**Dataset entries**
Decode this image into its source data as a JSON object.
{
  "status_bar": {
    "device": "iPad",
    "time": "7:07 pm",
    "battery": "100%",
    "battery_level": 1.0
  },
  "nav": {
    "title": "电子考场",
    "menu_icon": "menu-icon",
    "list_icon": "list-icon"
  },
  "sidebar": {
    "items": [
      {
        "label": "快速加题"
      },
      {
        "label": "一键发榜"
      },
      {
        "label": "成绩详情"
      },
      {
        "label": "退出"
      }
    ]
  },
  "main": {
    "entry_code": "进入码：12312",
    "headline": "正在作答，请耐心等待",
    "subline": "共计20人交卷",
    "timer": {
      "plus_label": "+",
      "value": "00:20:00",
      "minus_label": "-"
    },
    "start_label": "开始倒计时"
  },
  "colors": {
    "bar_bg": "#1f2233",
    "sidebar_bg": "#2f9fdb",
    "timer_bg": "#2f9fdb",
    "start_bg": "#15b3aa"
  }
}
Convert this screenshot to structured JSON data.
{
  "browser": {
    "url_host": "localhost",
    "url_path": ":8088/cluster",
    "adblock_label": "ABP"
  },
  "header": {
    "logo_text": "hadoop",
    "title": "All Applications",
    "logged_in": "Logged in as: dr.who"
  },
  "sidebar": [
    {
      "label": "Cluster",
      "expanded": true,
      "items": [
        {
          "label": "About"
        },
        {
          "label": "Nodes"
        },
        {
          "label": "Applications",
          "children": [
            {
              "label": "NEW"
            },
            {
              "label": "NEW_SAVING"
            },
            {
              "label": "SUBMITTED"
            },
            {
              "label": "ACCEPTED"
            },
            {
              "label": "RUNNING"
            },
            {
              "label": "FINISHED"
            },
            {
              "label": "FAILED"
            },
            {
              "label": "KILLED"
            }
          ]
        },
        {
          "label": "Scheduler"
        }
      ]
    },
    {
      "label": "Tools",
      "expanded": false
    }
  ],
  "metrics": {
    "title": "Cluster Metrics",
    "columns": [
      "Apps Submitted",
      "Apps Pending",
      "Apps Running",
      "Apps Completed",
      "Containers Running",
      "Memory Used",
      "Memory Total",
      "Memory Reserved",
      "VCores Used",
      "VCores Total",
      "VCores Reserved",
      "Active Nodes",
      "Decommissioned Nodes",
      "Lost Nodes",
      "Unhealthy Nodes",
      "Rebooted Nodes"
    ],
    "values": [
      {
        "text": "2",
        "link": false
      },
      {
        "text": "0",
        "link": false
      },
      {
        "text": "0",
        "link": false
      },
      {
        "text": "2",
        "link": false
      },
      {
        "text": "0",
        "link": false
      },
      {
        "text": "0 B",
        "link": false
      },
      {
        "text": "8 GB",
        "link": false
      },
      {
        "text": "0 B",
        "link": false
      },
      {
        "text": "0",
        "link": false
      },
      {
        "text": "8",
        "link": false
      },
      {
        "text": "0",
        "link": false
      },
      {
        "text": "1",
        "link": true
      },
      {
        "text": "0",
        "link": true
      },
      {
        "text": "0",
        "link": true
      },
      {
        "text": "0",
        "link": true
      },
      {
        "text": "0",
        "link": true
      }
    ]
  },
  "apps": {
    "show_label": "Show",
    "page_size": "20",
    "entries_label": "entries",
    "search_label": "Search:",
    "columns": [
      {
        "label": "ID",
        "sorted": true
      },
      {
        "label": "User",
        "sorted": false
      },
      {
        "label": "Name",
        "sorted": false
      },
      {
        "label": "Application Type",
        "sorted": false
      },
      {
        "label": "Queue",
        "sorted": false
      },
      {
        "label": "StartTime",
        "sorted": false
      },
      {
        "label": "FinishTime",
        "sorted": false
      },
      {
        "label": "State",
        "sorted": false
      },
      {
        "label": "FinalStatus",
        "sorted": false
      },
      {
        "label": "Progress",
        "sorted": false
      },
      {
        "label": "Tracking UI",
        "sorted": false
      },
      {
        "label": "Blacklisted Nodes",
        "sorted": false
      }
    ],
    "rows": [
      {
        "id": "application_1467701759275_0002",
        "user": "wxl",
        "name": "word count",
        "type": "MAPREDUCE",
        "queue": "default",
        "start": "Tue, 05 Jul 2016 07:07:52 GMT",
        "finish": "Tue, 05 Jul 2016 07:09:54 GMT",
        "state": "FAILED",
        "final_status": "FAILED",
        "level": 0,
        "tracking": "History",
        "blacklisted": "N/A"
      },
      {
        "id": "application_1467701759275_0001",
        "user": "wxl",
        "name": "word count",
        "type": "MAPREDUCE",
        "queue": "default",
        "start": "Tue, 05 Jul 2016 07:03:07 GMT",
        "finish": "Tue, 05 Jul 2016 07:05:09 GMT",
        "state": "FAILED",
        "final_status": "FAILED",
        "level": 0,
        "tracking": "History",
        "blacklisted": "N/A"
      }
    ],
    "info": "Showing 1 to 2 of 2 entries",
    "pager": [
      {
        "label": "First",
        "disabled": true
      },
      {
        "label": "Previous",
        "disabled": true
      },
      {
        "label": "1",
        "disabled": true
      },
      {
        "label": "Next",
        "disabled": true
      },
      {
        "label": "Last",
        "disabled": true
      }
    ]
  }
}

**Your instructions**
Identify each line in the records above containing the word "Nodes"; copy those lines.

**Exercise response**
          "label": "Nodes"
      "Active Nodes",
      "Decommissioned Nodes",
      "Lost Nodes",
      "Unhealthy Nodes",
      "Rebooted Nodes"
        "label": "Blacklisted Nodes",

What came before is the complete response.